== EXERCISE GOAL ==
Scan the listing below. Return every line containing the string "stripe".
━━━━━━━━━━━━━━━━━━━━━━━━━━━━━━
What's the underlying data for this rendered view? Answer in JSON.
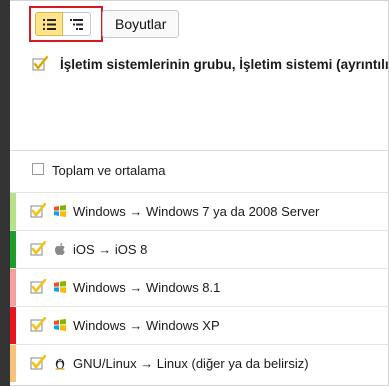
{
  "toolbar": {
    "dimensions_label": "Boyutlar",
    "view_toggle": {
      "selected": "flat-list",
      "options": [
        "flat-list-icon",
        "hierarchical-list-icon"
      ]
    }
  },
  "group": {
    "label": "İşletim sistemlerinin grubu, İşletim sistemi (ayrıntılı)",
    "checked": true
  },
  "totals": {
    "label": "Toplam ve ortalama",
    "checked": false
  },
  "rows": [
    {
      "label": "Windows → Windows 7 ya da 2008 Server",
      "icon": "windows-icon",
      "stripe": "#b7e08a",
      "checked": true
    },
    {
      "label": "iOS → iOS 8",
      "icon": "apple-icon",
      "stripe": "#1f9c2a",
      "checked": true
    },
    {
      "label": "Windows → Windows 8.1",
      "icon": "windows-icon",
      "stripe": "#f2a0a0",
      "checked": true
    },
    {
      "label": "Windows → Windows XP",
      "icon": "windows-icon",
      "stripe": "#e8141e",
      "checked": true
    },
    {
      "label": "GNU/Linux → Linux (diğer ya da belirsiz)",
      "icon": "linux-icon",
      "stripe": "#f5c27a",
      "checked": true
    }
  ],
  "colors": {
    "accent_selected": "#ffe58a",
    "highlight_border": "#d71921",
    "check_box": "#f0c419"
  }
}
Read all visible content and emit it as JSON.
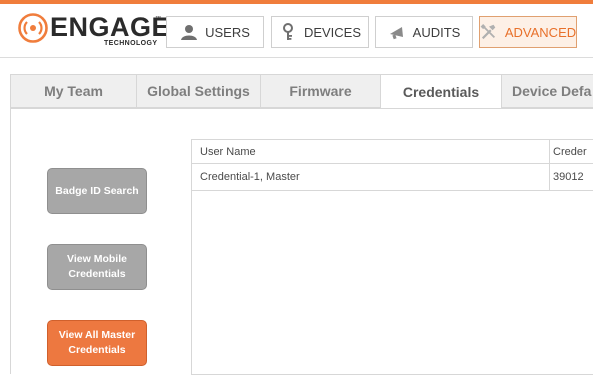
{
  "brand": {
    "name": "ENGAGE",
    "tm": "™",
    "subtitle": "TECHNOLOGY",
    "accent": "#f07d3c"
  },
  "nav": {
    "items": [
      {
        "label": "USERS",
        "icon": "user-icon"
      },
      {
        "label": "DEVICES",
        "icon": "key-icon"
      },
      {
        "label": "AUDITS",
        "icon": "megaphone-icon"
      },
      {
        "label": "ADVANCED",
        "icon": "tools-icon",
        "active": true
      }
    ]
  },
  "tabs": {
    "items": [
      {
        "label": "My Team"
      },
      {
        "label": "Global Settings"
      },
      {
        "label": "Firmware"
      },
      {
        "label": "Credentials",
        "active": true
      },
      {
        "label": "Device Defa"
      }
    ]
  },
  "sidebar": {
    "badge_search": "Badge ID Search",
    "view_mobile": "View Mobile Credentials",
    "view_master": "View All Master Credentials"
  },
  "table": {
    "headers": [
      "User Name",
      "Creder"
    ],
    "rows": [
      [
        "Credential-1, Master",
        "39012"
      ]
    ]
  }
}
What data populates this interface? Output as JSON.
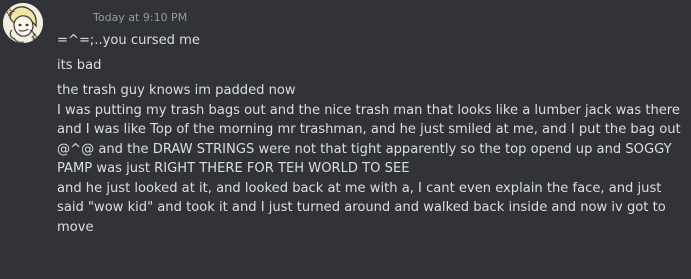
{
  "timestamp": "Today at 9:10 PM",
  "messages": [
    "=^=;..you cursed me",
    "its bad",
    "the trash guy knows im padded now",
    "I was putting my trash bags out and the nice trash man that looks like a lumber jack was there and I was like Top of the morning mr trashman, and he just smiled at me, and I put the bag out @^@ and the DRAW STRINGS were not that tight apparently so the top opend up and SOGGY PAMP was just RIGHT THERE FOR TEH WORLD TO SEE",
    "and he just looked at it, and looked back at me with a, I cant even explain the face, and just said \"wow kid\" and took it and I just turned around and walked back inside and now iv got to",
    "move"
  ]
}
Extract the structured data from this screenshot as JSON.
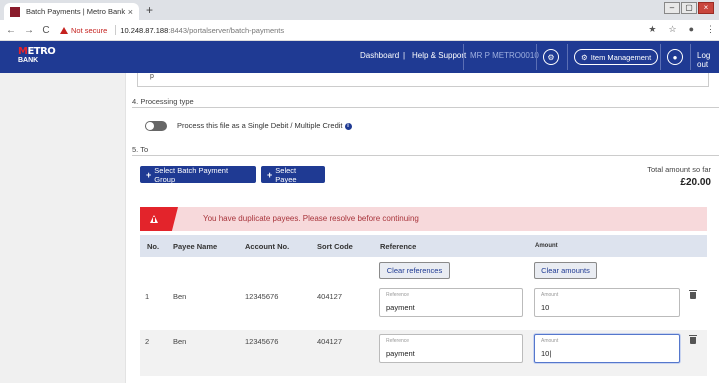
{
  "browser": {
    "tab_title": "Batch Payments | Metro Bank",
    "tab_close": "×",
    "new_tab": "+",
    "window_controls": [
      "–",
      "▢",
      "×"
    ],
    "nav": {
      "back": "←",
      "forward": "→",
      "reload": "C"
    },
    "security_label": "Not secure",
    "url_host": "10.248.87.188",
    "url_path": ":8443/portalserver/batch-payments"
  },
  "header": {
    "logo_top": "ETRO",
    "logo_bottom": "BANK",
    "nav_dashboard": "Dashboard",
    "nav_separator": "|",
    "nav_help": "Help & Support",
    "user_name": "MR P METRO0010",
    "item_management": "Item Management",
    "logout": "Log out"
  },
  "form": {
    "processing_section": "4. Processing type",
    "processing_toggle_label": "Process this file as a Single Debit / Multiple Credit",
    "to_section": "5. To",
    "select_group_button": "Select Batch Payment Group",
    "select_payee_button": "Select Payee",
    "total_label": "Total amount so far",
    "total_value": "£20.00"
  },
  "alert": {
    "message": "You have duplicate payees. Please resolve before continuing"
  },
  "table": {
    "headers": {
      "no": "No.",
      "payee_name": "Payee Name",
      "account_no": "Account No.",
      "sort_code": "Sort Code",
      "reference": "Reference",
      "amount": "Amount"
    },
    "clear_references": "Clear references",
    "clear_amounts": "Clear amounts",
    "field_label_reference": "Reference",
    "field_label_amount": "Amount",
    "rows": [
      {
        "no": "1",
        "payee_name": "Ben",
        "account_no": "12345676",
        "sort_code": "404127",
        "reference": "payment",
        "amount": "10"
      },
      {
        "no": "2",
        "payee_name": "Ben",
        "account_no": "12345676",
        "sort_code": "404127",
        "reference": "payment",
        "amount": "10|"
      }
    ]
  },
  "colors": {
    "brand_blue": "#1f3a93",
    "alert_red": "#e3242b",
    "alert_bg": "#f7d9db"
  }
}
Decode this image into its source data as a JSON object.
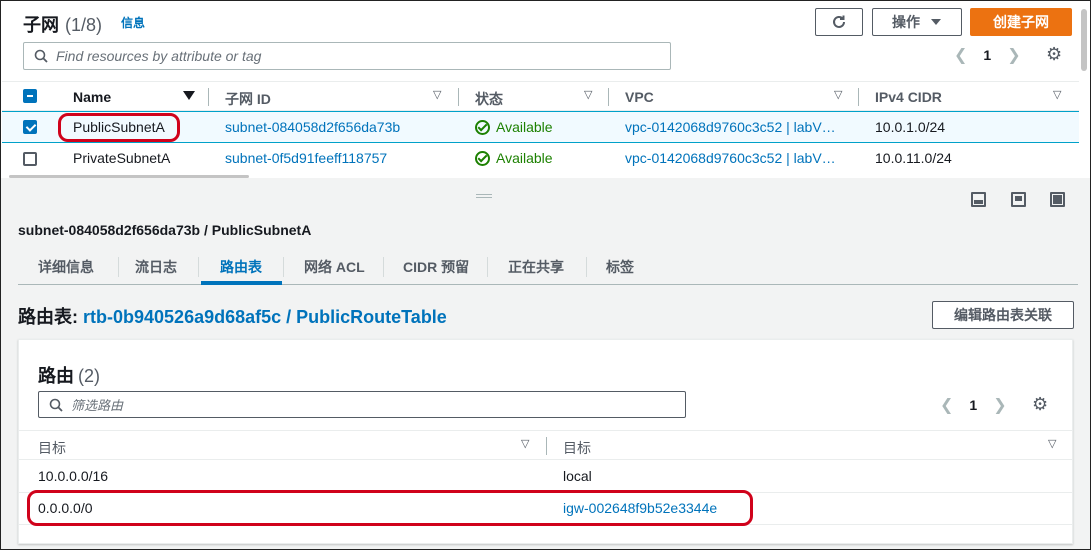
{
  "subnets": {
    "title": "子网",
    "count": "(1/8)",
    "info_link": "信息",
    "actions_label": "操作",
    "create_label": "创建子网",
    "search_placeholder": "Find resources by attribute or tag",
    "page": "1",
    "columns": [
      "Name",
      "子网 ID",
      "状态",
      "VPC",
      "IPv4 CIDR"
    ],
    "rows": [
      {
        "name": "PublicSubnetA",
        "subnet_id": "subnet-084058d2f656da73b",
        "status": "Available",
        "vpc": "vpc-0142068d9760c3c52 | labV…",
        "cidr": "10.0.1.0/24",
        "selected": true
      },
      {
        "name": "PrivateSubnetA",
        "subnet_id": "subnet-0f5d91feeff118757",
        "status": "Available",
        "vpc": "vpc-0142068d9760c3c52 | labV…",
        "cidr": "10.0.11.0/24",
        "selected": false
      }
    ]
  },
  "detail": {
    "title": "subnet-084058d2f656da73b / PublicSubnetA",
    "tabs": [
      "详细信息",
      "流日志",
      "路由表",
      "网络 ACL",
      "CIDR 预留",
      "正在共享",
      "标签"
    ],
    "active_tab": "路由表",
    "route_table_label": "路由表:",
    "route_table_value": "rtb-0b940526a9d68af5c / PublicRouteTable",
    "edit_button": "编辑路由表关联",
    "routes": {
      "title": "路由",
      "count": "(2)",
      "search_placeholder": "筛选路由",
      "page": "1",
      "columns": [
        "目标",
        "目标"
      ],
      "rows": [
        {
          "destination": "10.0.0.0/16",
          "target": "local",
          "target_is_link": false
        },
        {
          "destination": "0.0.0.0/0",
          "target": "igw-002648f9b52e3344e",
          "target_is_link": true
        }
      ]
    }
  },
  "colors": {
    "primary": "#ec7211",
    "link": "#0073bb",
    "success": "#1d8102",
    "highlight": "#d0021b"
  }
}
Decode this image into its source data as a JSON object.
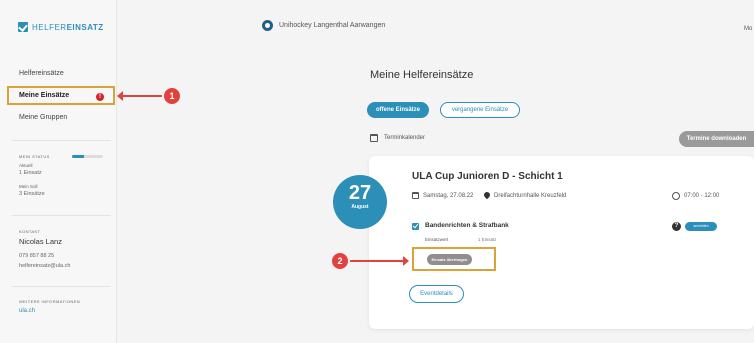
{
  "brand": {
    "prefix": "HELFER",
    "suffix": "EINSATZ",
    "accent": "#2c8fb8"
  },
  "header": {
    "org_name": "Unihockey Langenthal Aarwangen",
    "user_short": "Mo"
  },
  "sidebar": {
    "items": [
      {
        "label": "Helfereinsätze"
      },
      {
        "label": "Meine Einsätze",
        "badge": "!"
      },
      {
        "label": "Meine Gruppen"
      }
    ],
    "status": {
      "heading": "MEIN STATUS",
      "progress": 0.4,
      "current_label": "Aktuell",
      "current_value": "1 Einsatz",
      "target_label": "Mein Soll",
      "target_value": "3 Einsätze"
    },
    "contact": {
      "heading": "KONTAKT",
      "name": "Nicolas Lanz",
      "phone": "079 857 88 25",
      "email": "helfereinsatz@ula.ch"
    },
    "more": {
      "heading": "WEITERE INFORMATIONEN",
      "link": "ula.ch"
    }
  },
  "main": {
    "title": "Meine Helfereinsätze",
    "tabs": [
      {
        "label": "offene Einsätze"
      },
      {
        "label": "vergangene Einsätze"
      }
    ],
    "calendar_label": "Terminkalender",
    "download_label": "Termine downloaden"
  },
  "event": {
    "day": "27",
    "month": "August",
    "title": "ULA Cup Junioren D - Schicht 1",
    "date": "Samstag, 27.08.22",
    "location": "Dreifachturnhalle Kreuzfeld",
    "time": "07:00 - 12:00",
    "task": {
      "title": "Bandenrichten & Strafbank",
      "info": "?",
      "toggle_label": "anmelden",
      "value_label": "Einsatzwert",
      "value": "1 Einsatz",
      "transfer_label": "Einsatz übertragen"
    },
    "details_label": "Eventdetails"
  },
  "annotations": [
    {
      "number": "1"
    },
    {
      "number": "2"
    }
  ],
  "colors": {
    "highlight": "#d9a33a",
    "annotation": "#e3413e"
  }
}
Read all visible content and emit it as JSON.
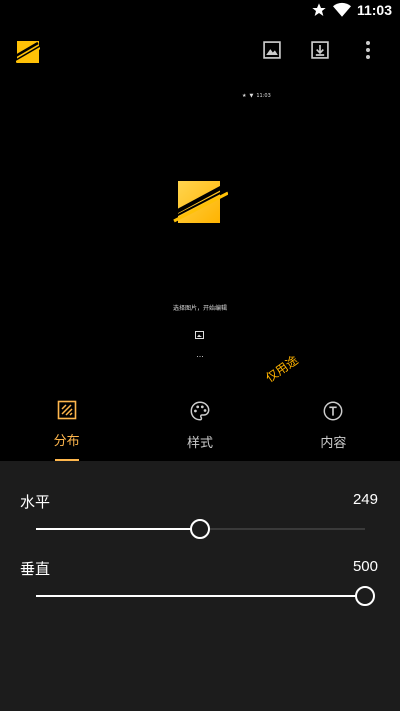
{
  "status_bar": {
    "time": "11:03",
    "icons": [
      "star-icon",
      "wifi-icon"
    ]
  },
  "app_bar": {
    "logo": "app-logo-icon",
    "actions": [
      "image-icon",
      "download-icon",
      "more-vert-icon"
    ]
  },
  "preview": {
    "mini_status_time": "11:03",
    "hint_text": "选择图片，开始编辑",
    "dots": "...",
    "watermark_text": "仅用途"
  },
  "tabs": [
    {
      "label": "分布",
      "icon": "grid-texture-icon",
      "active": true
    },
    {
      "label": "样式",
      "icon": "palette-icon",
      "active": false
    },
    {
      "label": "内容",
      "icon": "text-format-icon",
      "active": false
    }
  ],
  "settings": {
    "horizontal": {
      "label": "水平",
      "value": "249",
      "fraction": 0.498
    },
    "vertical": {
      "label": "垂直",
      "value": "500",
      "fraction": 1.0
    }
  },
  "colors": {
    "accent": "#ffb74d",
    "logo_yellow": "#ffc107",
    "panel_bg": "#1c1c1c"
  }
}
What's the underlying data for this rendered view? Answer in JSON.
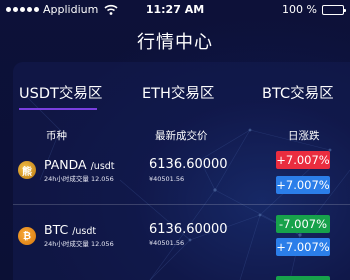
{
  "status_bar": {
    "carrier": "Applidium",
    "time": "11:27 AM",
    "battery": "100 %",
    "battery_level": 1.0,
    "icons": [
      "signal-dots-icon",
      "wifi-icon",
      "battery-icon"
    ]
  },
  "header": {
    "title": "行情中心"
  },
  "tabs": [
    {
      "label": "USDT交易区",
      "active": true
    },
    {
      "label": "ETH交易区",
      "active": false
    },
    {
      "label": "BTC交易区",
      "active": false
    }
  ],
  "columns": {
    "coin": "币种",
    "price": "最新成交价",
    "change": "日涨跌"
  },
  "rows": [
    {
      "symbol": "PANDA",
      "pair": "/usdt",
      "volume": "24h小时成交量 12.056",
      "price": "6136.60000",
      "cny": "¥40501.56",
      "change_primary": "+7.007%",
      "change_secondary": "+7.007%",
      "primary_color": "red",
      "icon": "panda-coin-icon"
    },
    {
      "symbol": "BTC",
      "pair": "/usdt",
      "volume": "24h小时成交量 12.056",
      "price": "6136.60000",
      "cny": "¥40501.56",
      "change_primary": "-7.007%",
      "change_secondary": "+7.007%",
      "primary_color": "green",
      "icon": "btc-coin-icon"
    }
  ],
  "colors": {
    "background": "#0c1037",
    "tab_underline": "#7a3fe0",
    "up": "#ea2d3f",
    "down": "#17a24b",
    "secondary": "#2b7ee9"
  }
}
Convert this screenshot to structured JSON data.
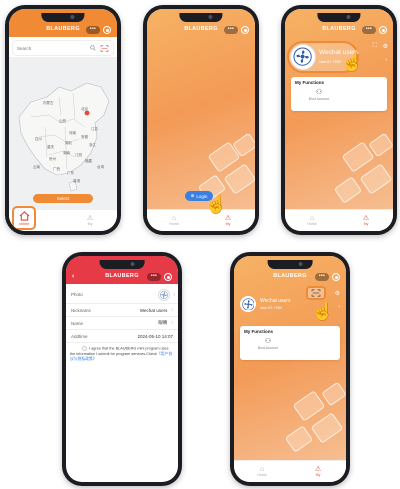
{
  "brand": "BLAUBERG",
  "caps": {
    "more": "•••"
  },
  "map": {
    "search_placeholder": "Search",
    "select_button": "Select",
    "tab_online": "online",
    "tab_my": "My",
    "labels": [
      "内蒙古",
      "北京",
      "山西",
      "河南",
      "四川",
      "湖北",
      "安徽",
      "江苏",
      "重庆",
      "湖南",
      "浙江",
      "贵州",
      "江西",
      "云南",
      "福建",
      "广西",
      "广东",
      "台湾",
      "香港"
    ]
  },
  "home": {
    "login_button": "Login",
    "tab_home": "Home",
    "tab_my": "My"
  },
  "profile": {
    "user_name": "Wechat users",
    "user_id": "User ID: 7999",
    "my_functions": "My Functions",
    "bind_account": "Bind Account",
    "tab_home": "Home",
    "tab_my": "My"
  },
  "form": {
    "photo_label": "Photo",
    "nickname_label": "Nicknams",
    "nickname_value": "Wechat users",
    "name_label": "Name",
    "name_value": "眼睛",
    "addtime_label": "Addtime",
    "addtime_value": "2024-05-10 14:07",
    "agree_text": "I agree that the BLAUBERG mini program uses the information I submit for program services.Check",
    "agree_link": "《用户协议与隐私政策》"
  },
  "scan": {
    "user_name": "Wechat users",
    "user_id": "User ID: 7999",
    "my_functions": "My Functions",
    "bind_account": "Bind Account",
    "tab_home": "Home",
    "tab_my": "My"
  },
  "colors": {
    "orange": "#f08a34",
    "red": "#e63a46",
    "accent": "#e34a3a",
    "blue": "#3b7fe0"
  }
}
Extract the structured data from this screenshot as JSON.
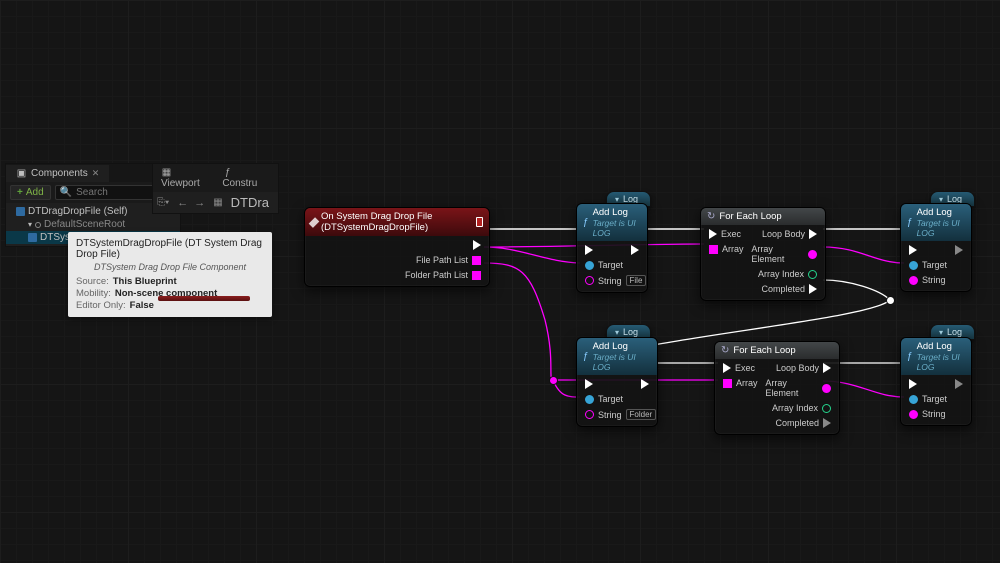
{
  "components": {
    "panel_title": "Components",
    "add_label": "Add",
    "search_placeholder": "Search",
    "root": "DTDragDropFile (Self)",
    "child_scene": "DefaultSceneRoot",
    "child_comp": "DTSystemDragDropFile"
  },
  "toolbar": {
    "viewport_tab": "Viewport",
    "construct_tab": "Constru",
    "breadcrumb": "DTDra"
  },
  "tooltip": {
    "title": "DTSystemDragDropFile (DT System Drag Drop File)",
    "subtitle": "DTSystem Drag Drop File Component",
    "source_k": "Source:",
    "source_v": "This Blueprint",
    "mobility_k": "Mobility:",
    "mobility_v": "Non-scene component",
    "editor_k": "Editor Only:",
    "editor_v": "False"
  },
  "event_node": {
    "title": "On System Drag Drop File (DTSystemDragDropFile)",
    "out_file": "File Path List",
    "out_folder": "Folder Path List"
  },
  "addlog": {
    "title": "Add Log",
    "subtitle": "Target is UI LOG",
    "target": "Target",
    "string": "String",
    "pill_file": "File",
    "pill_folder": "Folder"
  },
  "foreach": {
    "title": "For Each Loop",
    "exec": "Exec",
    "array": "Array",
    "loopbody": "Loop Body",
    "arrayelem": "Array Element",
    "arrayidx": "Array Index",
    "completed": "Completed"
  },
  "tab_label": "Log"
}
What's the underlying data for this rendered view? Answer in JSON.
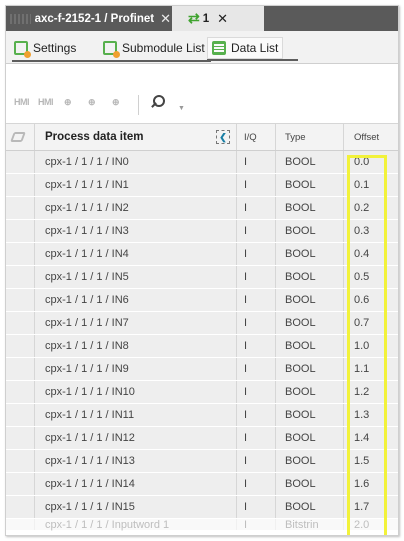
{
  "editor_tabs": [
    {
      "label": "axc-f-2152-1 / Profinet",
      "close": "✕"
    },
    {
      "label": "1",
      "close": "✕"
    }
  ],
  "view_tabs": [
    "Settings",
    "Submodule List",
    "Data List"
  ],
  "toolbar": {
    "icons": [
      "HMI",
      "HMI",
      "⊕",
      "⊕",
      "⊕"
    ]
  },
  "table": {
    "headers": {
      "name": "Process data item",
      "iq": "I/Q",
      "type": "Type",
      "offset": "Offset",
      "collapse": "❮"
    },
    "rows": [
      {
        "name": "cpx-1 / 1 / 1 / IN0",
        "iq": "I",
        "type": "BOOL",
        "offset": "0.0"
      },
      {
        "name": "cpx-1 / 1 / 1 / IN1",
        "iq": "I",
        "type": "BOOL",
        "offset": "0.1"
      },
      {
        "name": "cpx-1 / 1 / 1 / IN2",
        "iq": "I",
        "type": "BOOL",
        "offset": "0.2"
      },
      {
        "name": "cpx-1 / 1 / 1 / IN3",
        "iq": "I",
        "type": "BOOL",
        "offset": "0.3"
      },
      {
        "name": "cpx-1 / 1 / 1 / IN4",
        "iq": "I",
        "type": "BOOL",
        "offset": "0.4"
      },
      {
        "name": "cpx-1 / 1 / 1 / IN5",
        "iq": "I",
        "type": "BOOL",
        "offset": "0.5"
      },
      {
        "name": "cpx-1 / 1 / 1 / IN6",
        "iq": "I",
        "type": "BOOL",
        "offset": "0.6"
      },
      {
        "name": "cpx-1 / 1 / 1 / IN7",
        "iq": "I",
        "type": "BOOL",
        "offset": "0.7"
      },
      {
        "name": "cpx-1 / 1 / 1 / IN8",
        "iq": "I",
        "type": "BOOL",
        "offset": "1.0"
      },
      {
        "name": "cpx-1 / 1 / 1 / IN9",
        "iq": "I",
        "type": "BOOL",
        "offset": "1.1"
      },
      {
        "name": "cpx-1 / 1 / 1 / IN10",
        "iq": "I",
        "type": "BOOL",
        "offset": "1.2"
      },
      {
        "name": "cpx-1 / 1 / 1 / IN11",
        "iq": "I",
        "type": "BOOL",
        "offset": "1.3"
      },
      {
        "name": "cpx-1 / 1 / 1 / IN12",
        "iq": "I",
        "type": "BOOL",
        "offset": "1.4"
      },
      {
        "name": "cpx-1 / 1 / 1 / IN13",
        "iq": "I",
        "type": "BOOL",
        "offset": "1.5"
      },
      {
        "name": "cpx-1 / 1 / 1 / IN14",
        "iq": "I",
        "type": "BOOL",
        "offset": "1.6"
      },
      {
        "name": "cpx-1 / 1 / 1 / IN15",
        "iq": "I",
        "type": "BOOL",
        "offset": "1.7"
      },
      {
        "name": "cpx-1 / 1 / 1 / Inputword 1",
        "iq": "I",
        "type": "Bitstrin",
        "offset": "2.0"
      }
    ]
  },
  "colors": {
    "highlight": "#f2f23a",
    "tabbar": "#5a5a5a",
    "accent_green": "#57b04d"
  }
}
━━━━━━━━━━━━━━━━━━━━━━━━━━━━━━
== SOLUTION TO THIS PROBLEM ==
      "stripe": "#b7e08a",
      "stripe": "#1f9c2a",
      "stripe": "#f2a0a0",
      "stripe": "#e8141e",
      "stripe": "#f5c27a",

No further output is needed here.